"The trading floor is not going away," Martin told Yahoo Finance in an interview from that very floor, which was packed with its typical trader and market-maker buzz (though it's far quieter than back in its pre-computerized trading heydays). "We saw that just two weeks ago when we saw those spikes in volatility right before the Fed meeting. Stocks on the New York Stock Exchange opened with two times less volatility and closed with three times less volatility than our peer group. So the role of the human is incredibly important. It's something that is near and dear to my heart, and I look forward to further evolving the way the floor is used."
Evolving how the trading floor is used is only one of many things on Martin's new to-do list.
On Jan. 3, Martin walked through the door of the New York Stock Exchange as the 68th president of the storied 226-year-old institution, succeeding trading floor staple Stacey Cunningham. Martin is credited with turning NYSE parent company Intercontinental Exchange's (aka ICE) fixed-income and data services business into a financial powerhouse, which she has led the last several years.
The business hauled in $1.9 billion in sales in 2021, up 6% from the prior year.
"I was floored. I was asked to meet with my boss Jeff Sprecher, CEO and chairman of Intercontinental Exchange. And I thought we were going to talk about the future of fixed-income markets and the data services... I was floored at the opportunity mainly because I understood the gravity of what it meant to be a woman to be asked to have that opportunity and given the non-traditional background that I had. But I was incredibly excited at the opportunity," said Martin, recalling when she received the nod for the top NYSE job late in 2021.
Martin told Yahoo Finance her mission as NYSE president is pretty straightforward.
That is to harness her extensive tech resume (she is a computer programmer by trade, and her first job out of college was at NYSE-listed IBM) and focus on ESG disclosures to take the NYSE further into the future as it battles with Nasdaq for fees and new listings.
Nasdaq raised a total of $191.4 billion from IPOs in 2021, surpassing the $109.3 billion raised by the NYSE, per data from Dealogic.
Martin said IPO volumes are likely to pick up later this year. And she plans to play up NYSE's tech chops to persuade companies to list on the NYSE instead of the tech-focused Nasdaq.
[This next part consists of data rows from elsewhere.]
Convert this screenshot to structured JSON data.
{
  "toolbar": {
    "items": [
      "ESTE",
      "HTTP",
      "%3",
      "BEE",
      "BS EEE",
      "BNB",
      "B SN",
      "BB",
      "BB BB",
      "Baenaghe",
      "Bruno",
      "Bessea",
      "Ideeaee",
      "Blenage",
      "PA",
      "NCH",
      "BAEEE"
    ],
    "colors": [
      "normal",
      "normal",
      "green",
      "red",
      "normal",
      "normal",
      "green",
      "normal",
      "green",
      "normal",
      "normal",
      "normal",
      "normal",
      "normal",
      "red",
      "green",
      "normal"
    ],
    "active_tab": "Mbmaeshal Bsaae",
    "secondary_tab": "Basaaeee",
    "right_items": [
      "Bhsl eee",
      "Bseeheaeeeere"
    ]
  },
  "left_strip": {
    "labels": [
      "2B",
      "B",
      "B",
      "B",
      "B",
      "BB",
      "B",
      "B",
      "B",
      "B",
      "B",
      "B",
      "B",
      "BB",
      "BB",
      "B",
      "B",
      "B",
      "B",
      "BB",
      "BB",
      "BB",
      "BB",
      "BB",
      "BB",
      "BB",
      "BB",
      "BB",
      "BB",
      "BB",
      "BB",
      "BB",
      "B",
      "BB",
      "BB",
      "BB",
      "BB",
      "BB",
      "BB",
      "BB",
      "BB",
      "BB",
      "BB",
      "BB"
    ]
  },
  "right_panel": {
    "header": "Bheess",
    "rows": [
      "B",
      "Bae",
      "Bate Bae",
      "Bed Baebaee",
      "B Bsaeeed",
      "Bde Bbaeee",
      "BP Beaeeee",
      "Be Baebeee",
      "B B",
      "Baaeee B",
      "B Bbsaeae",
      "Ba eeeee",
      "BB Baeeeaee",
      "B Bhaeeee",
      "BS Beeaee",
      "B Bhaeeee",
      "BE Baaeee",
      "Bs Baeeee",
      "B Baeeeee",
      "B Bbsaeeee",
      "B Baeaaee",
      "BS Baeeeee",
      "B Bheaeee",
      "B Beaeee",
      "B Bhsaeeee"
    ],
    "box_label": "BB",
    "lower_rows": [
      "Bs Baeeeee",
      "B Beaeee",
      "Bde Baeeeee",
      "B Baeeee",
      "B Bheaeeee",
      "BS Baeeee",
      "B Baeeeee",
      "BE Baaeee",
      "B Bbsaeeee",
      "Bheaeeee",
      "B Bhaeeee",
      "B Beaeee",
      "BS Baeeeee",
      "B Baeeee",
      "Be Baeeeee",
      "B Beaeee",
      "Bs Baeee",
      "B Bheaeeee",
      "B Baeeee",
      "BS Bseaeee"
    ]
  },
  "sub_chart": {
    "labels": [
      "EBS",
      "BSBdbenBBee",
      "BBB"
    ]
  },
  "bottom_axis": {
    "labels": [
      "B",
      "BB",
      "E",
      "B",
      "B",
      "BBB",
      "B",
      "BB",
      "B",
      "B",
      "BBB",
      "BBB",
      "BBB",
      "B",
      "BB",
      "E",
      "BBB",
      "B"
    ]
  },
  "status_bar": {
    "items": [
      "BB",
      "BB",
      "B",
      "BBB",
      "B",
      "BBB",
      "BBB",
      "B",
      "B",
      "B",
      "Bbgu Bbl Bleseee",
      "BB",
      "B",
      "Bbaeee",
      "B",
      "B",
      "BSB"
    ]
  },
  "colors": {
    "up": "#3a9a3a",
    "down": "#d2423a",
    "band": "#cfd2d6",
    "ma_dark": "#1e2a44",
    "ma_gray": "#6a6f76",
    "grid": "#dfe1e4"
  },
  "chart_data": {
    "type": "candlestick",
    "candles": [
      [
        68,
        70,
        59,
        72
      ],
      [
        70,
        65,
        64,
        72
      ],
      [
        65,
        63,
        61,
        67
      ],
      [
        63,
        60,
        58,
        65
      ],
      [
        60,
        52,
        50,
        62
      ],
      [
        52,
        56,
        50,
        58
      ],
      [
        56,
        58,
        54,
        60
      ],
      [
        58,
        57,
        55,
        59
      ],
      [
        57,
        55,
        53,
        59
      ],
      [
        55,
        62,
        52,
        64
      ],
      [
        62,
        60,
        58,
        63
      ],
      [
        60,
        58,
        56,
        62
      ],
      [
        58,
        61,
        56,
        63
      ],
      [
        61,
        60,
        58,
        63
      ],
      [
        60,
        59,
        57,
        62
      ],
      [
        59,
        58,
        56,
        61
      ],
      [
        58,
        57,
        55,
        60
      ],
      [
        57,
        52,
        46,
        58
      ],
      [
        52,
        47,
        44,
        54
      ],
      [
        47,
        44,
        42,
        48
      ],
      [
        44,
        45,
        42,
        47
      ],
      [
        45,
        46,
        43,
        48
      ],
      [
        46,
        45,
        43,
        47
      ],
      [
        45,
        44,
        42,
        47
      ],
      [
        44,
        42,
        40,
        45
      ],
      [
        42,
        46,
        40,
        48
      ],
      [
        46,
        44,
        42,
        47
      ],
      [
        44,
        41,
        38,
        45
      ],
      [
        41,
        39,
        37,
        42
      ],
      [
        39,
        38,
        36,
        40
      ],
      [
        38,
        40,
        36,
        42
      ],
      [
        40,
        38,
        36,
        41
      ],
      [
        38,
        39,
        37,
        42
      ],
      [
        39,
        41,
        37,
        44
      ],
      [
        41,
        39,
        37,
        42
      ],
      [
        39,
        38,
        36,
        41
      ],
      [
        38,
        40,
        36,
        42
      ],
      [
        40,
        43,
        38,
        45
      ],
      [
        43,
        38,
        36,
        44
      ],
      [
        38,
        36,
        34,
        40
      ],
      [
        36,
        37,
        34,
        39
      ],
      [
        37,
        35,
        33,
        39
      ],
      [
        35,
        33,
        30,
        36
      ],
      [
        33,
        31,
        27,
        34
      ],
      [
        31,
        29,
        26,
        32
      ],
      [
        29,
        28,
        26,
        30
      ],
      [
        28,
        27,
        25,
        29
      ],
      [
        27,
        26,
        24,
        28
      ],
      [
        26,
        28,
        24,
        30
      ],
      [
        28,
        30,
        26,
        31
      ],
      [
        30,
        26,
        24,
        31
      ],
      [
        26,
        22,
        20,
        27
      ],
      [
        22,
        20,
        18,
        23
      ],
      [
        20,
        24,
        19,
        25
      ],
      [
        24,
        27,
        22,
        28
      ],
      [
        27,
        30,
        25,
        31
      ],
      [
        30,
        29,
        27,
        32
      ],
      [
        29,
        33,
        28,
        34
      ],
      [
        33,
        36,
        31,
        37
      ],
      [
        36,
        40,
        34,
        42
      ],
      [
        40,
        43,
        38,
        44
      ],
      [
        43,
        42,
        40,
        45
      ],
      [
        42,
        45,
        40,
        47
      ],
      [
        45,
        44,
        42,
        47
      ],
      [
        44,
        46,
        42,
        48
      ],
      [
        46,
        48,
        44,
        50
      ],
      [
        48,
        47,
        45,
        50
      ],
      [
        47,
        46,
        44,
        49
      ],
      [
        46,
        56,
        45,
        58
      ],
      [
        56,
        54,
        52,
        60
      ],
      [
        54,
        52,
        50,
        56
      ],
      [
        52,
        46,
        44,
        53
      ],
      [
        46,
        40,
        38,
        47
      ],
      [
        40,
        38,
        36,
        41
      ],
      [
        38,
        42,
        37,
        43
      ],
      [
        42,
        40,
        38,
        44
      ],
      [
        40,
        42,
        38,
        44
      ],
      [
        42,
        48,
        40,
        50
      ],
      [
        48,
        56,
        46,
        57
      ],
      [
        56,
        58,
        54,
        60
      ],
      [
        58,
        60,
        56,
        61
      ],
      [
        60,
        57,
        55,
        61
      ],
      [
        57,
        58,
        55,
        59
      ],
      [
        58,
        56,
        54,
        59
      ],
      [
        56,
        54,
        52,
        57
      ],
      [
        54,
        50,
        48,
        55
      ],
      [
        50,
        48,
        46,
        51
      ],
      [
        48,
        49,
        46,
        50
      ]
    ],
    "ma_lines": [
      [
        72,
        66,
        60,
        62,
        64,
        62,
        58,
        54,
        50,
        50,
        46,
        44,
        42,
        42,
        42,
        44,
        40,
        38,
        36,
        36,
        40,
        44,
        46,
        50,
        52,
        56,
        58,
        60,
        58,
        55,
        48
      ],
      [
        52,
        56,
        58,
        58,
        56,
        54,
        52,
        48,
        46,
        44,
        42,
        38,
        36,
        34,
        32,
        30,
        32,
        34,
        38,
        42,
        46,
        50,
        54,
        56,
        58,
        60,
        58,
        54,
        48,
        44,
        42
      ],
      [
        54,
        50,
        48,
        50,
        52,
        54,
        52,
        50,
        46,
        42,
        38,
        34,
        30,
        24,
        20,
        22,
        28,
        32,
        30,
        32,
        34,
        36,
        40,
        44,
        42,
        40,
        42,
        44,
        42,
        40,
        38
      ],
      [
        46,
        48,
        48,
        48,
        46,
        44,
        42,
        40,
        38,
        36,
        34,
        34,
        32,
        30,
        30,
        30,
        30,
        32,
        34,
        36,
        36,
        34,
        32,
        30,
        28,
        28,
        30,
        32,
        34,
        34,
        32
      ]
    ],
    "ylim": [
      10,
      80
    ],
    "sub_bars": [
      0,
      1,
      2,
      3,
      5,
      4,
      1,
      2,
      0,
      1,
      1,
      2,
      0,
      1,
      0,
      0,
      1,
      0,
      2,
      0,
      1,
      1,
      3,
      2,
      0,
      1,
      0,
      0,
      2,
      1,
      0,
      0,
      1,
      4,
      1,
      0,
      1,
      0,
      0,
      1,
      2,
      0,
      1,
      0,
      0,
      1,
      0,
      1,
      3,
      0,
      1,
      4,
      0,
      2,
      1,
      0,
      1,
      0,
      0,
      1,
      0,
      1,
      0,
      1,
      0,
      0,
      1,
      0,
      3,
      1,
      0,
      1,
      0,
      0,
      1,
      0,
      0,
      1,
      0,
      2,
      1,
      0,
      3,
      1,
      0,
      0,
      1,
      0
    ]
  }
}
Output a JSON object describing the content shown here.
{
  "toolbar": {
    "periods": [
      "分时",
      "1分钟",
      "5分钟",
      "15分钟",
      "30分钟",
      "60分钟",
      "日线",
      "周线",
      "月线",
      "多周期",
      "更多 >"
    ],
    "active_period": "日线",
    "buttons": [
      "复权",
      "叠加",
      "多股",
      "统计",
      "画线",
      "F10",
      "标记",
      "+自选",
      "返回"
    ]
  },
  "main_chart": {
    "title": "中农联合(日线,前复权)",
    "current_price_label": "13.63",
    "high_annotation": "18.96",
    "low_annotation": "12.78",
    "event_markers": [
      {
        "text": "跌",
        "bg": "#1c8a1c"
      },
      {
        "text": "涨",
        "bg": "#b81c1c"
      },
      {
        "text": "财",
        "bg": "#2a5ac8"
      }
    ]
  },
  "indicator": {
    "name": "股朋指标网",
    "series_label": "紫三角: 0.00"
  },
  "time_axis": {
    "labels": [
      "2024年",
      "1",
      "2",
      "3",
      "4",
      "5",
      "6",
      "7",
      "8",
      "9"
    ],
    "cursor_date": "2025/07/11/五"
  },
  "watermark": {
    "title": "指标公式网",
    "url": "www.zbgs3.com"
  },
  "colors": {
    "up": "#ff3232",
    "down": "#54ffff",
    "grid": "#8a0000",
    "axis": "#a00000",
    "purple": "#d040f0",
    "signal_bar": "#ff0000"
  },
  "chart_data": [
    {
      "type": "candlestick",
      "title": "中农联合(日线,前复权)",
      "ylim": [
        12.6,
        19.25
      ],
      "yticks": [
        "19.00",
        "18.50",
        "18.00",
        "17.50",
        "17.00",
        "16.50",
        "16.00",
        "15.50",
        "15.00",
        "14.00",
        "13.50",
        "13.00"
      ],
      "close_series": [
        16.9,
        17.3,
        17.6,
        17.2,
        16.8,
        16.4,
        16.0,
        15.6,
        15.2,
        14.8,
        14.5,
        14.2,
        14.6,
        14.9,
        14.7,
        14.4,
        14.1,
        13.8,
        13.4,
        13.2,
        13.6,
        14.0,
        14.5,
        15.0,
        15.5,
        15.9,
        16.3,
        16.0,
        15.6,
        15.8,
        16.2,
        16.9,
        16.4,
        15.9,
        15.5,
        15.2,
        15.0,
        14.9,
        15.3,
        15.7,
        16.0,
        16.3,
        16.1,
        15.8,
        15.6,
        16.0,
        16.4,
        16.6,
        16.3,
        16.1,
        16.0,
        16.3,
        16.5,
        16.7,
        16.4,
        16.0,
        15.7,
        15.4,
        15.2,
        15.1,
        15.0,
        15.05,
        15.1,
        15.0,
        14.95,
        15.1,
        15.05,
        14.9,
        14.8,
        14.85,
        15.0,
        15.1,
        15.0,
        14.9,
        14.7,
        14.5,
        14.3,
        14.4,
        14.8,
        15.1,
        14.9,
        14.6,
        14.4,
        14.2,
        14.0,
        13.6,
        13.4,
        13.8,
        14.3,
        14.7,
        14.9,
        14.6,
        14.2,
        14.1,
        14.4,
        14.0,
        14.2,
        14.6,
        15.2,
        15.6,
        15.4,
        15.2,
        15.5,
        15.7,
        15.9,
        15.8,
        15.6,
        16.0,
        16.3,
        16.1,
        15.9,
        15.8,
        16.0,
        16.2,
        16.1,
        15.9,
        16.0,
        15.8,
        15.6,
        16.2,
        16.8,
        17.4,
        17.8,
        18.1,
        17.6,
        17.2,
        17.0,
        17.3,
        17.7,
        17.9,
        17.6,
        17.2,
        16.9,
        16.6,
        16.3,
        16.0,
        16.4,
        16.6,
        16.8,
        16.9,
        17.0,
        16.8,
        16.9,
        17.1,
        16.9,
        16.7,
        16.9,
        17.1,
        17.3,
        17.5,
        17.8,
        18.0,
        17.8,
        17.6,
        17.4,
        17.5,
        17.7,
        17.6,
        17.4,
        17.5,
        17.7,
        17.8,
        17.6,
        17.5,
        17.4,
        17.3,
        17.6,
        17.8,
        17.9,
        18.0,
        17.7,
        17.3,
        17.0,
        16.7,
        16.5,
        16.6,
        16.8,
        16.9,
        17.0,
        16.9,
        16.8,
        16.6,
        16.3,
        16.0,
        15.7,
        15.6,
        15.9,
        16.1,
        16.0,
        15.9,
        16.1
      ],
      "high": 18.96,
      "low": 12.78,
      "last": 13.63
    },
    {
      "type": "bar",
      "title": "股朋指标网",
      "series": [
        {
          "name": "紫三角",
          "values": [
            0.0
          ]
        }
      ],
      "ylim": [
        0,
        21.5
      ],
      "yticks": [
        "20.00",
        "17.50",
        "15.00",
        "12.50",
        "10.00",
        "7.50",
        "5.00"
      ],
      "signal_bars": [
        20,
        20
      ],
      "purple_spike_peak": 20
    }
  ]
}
"There's a lot of technology [in our building]. But importantly, the most tech forward companies are ones that use technology, coupled with human oversight, allowing you to get better outcomes much more efficiently," Martin said. "And I think, given the business I ran previously, which did that, given the way our floor model works, we're innovators there, and we can help companies navigate this use of technology to improve efficiency."